Thursday, November 21, 2019

From Garden to Table at Mount Vernon - Corn Fritters


Martha Washington (1731-1802) - From the Garden to the Table 

While George Washington oversaw most aspects of managing Mount Vernon's  pleasure gardens & grounds, Martha Washington oversaw the Kitchen Garden (The Lower Garden), allowing her to keep fruits and vegetables on the table year round.

The Kitchen Garden at Mount Vernon

“…impress it on the gardener to have every thing in his garden that will be nece]ssary in the House keeping way — as vegetable is the best part of our living in the country.” – Martha Washington, 1792

Inside the Kitchen at Mount Vernon

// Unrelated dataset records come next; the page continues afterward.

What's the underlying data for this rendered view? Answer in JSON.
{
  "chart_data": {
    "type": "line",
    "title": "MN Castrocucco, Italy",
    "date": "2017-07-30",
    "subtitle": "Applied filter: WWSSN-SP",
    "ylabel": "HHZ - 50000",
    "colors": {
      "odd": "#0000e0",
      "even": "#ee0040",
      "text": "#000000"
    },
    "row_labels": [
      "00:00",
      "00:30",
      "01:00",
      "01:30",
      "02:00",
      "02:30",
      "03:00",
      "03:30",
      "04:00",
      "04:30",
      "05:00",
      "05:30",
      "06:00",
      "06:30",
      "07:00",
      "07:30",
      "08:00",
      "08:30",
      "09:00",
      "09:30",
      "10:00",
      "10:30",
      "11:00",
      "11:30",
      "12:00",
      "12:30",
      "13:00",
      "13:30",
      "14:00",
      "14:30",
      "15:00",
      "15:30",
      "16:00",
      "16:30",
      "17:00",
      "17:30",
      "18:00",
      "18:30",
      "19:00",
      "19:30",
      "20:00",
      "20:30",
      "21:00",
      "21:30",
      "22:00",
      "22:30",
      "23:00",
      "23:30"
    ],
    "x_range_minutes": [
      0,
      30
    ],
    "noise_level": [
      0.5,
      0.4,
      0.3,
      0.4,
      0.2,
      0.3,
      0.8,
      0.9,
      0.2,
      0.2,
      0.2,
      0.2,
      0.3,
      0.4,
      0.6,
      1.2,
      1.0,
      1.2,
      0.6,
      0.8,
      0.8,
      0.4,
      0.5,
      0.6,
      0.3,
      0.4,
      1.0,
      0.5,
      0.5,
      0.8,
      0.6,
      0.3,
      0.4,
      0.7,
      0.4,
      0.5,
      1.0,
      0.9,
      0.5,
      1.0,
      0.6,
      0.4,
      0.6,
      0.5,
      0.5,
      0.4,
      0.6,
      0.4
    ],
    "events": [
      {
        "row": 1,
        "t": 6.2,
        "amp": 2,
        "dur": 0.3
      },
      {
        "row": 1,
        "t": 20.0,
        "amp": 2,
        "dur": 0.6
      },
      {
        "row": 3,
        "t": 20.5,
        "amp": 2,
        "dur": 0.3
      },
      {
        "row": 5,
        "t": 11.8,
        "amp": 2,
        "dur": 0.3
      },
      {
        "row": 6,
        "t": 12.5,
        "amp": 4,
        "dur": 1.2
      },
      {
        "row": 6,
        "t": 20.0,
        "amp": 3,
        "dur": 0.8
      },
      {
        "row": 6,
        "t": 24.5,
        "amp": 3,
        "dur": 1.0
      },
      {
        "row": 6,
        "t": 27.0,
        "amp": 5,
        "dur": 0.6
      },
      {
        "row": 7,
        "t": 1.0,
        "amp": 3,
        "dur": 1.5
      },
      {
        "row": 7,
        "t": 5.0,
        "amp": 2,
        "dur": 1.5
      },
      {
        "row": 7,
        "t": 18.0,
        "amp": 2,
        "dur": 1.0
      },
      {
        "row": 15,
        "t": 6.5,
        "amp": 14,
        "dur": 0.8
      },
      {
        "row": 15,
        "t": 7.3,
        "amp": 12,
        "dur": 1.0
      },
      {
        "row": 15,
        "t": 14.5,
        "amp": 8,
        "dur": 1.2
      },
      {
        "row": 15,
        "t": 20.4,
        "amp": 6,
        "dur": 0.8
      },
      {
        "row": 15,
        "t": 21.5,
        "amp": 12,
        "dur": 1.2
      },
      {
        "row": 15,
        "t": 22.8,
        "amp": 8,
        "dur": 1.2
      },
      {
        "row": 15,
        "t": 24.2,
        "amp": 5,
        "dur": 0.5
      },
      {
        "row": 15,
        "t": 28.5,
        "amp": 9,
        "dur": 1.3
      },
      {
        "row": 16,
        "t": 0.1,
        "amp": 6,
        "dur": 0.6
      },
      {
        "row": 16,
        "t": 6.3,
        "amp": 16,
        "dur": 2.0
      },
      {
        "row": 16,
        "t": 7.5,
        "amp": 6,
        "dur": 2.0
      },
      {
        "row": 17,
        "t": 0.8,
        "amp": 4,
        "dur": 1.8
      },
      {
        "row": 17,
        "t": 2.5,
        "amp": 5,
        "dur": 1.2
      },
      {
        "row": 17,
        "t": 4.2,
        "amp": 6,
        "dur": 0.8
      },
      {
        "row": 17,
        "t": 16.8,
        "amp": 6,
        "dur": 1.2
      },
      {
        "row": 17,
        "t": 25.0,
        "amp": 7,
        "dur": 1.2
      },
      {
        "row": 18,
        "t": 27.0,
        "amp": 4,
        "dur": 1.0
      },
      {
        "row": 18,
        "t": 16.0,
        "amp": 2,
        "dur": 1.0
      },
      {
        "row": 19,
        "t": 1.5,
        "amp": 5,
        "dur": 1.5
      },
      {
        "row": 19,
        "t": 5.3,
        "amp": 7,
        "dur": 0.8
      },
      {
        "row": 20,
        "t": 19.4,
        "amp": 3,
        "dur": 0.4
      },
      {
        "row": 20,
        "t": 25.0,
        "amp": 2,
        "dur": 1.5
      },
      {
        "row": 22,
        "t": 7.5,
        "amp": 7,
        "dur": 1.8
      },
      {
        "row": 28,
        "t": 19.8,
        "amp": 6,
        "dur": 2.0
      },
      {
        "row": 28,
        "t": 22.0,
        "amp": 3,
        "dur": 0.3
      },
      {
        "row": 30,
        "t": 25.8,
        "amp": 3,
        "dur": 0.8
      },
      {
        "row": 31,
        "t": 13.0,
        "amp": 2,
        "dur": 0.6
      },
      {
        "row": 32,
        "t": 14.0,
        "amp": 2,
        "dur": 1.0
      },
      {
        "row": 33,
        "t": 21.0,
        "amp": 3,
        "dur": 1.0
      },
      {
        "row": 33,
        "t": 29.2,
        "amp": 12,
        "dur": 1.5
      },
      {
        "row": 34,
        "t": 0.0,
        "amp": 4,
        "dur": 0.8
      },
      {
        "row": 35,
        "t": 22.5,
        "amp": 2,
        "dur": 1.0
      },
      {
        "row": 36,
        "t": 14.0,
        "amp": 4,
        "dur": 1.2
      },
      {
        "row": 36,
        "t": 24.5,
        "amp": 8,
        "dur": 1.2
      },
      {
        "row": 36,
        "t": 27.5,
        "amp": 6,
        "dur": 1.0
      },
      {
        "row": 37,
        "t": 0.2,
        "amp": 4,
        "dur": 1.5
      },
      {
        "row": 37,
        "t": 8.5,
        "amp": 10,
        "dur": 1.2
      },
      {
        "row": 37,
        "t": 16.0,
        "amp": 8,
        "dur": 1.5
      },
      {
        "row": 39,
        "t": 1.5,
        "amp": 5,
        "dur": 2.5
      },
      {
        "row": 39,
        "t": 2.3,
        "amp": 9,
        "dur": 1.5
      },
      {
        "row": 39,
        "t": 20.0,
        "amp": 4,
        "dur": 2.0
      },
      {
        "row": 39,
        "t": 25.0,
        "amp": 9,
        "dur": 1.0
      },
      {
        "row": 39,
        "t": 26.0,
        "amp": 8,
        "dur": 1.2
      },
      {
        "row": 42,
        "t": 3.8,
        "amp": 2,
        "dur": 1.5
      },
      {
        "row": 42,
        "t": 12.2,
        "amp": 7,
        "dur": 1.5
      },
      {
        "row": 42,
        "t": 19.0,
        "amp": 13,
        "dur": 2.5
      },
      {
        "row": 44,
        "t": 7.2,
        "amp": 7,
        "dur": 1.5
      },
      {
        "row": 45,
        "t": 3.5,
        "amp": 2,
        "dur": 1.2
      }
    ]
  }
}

Outside The Kitchen at Mount Vernon

In the matter of eating & drinking George Washington was temperate. For breakfast he ordinarily had tea & Indian cakes with butter & perhaps honey, of which he was very fond. His supper was equally light, consisting of perhaps tea & toast, with wine, & he usually retired at nine o'clock. Dinner was the main meal of the day at Mount Vernon, & usually was served at two o'clock. One such meal is thus described by a guest:  "He thanked us, desired us to be seated, & to excuse him a few moments.... The President came & desired us to walk in to dinner & directed  us where to sit, (no grace was said).... The dinner was very good, a small roasted pigg, boiled leg of lamb, roasted fowls, beef, peas, lettice, cucumbers, artichokes, etc., puddings, tarts, etc. etc."   The General ordinarily confined himself to a few courses & if offered anything very rich, he would protest, "That is too good for me." He often drank beer with the meal, with one or two glasses of wine & perhaps as many more afterward, often eating nuts, another delicacy with him, as he sipped the wine.

Corn Fritters

George Washington's papers contain many references to corn, a popular vegetable that was enjoyed fresh during the summer, or dried for winter use, ground into meal for bread, or made into mush.

This recipe, virtually identical to most modern versions, was adapted by culinary historian Nancy Carter Crump from one in the Mary Custis Lee Papers at the Virginia Historical Society in Richmond.


3 large eggs, separated

1/2 cup half-and-half

1 cup sifted all-purpose flour

1/2 teaspoon salt

4 cups fresh corn kernels (about 12 ears corn)

About 1 cup lard or vegetable oil


In a large bowl, beat the egg yolks until foamy. Add the half-and-half, flour, and salt, combining well. Stir in the corn.

Beat the egg whites to stiff peaks. Gently fold into the corn mixture until well combined.

Melt the lard in a frying pan over medium-high heat. (Once melted, it should be about 2 inches deep.) Heat until the oil sizzles when a small amount of batter is dropped into it.

Reduce the heat to medium, and drop in tablespoonfuls of the batter, frying the fritters on both sides until golden brown. (To prevent the fritters from touching and maintain the oil's temperature, do not crowd the pan.) Set the fritters on paper towels to remove the excess oil, and set each batch aside to keep warm while frying the remaining batter.

Pile the fritters into a serving bowl, and serve hot.

Research plus images & much more are available from the Mount Vernon website,